[en] A novel methodology for extraction and preconcentration of trace metals based on cloud point phenomenon was optimized and applied to the analysis of Co(II) and Cu(II) in a certified reference material (CRM), using Triton X-100 as nonionic surfactant, and AAS for the determination. Different parameters that can influence the extraction efficiency were studied, such as pH and ionic strength of the solution. The precision, accuracy and detection limits of the method were determined using a CRM from the Environmental Analysis Laboratory. The analysis showed the linearity of the method, for the concentration levels of Cu(II) and Co(II), with high precision and low variability indices . The recoveries were around 94% for both metals. The data obtained presented in this work is part of the validation file of the proposed analytical procedure for the determination of heavy metals. (Author)

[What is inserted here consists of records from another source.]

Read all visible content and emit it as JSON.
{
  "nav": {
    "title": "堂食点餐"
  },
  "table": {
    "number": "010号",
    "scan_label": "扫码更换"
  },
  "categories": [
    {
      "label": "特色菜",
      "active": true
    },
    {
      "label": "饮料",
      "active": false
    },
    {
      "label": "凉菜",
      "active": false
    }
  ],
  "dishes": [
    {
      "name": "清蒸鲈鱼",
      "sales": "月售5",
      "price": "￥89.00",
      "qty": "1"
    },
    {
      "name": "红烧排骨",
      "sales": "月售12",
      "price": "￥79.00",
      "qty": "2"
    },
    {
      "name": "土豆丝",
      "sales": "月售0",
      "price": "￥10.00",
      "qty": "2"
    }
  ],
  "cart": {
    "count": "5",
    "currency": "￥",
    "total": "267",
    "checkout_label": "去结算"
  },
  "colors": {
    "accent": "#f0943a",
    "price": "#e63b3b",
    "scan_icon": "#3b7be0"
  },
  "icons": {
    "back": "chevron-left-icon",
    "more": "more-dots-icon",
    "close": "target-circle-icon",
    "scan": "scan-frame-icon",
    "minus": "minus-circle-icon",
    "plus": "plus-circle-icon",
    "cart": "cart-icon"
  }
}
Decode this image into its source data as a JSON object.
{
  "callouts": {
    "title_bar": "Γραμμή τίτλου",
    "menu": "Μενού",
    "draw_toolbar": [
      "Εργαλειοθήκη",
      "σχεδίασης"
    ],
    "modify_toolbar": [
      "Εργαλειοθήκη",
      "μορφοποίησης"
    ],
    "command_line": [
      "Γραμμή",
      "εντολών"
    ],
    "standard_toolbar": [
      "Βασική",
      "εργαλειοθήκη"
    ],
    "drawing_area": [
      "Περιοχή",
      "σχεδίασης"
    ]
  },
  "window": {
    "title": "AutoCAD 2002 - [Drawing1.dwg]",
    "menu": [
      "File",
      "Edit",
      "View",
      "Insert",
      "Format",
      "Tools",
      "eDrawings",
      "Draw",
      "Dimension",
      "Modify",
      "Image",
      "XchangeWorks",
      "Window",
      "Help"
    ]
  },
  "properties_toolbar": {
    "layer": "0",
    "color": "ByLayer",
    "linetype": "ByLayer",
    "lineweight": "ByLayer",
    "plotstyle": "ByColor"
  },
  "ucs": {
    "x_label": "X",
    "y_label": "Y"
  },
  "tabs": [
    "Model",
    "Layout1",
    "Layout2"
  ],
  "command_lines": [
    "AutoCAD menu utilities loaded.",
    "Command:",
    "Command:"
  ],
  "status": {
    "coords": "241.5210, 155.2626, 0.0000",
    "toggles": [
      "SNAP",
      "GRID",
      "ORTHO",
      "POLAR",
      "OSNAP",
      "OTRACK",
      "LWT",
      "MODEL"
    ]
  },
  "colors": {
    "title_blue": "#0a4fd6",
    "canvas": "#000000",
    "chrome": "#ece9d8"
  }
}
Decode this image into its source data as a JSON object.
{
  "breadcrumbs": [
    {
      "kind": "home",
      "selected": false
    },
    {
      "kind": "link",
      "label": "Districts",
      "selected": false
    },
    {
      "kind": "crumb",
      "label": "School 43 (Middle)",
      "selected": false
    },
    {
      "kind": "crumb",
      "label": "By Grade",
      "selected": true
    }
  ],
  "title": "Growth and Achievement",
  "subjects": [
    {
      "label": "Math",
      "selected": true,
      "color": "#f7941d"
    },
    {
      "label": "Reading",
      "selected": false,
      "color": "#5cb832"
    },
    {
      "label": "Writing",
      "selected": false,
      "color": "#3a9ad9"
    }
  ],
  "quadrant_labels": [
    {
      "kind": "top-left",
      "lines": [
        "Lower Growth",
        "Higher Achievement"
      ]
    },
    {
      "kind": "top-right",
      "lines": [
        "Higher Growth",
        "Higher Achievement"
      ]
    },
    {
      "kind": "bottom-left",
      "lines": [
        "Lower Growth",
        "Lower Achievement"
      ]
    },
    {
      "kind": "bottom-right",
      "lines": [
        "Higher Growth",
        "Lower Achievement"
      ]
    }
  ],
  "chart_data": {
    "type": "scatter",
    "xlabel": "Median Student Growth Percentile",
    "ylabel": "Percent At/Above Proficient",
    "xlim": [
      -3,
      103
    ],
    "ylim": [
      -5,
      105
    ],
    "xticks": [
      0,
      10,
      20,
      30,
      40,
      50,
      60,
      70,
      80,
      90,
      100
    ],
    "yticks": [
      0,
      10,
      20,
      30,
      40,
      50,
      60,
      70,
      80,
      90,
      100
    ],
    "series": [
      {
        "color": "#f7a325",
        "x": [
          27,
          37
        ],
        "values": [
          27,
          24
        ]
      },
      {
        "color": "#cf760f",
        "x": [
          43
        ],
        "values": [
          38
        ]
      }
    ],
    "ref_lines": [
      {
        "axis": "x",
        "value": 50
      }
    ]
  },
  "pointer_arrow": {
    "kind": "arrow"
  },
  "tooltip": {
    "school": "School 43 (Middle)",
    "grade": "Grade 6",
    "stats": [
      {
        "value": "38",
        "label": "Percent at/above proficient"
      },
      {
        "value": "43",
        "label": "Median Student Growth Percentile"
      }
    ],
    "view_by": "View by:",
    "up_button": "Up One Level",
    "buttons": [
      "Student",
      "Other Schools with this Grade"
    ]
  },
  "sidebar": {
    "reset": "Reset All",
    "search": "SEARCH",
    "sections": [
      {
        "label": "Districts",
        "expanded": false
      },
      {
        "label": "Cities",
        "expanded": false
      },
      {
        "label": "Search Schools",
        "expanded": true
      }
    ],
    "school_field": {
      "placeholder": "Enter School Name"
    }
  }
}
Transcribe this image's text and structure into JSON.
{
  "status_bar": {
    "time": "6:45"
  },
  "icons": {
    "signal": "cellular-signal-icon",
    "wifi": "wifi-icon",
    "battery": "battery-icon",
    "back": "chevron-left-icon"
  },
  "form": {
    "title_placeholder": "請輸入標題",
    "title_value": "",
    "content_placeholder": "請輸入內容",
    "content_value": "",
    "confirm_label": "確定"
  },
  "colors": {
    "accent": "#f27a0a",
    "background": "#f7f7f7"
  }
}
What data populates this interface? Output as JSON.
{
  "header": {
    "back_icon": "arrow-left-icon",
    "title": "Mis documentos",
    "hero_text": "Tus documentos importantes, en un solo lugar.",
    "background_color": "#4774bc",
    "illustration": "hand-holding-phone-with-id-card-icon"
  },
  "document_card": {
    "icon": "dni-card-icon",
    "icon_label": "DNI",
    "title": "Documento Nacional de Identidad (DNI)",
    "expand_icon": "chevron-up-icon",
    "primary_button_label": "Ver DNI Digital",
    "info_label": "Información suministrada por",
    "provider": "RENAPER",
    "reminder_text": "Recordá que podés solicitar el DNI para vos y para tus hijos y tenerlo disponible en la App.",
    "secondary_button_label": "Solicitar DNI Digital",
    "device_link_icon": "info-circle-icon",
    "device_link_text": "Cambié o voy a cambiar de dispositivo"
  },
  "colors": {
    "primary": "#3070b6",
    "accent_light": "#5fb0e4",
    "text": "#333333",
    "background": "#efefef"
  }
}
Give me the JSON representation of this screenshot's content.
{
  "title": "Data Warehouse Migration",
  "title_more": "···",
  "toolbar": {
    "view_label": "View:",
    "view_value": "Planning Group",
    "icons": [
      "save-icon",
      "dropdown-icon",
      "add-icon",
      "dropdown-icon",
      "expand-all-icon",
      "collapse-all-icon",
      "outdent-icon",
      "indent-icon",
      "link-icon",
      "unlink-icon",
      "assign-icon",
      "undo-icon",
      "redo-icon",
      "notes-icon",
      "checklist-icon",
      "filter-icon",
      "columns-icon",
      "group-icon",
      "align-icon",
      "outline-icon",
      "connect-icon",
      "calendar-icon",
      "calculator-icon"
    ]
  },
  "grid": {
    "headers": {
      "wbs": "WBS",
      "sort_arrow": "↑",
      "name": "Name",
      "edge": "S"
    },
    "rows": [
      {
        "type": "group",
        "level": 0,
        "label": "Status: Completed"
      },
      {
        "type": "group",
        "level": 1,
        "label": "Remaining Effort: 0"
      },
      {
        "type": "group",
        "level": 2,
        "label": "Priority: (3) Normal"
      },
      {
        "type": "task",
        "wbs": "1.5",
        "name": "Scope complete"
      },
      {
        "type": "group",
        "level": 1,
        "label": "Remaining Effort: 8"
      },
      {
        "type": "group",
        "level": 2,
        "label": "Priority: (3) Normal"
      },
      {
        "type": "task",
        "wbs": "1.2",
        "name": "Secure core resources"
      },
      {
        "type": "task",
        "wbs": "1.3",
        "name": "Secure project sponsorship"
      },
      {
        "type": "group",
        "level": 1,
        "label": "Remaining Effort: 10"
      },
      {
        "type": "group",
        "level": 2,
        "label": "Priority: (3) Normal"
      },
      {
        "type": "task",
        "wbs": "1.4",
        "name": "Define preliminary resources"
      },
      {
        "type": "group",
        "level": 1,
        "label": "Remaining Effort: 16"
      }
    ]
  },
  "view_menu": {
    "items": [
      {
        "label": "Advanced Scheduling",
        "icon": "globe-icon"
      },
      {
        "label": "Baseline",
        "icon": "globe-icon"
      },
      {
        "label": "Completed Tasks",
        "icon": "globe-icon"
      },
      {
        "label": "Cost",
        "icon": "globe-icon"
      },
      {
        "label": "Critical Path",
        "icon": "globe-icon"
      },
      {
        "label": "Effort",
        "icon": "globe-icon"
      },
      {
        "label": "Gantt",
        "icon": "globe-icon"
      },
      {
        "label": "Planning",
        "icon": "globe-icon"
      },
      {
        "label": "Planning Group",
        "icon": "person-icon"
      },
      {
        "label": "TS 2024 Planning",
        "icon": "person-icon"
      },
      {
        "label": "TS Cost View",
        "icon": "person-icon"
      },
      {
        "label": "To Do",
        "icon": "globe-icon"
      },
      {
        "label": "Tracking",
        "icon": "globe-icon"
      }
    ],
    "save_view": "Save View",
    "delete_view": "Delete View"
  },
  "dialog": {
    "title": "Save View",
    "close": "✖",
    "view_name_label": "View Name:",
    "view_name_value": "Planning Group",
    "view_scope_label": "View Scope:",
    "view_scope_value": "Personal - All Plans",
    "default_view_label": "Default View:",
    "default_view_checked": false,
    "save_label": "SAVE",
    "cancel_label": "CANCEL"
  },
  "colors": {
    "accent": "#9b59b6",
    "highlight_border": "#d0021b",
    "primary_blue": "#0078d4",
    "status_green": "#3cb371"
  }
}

[en] A sensitive linear-sweep polarographic method for the determination of thorium is described. It is based on the thorium complex with Xylidyl Blue I (XBI) in a medium containing ethylenediamine, 1, 10-phenanthroline, oxalic acid and ninhydrin, at pH 10.5-11.5. The complex has been proved to be Th(XBI)2, with log β'=9.6. The method can be used to determine trace amounts of thorium over the range 3.5x10-8-3x10-6M. The detection limit is 1x10-8M. A solvent extraction procedure is necessary to eliminate interference from several cations. The method has been applied to determination of traces of thorium in minerals, with good results. (author)
[en] The authors performed radiochemical separation either from metals (metals as targets or analyzed matrices) or using metals (metal collectors). Therefore, the theoretical part of this paper will be devoted to the study of chemical interactions of metals in open-quotes melted metal-trace elementclose quotes systems at high temperatures; the melted metal was either a collector or a matrix element. These studies, important for the practical use of radiochemical analysis, were conducted using tracer technique and autoradiography. The experiments were performed with master alloys labeled with radionuclides. The authors adopted the technique described earlier. The labeled master alloys were also directly used in the development of procedures for separating and concentrating radionuclides
[en] The introduction briefly discusses some theoretical and practical problems of the spectrophotometric determination of trace elements. Among other subjects, the possibilities of spectrophotometric methods in determination of traces, the sensitivity of methods and its increase, preconcentration of trace elements, blank, the purity of reagents and vessels, precision and accuracy are referred. The second section discusses absorbing systems as a base of the sensitive spectrophotometric methods: complexes with organic and inorganic reagents, ternary complexes, amplification reactions, various organic reactions, and the role of the extraction. The third section contains the critical selection of the sensitive methods for individual elements. The following sections are devoted to the determination of the trace elements in samples of various types, such as biological materials, foods, waters and effluents, air, minerals, semiconductor materials, high purity chemicals, and metals. 738 references, 18 tables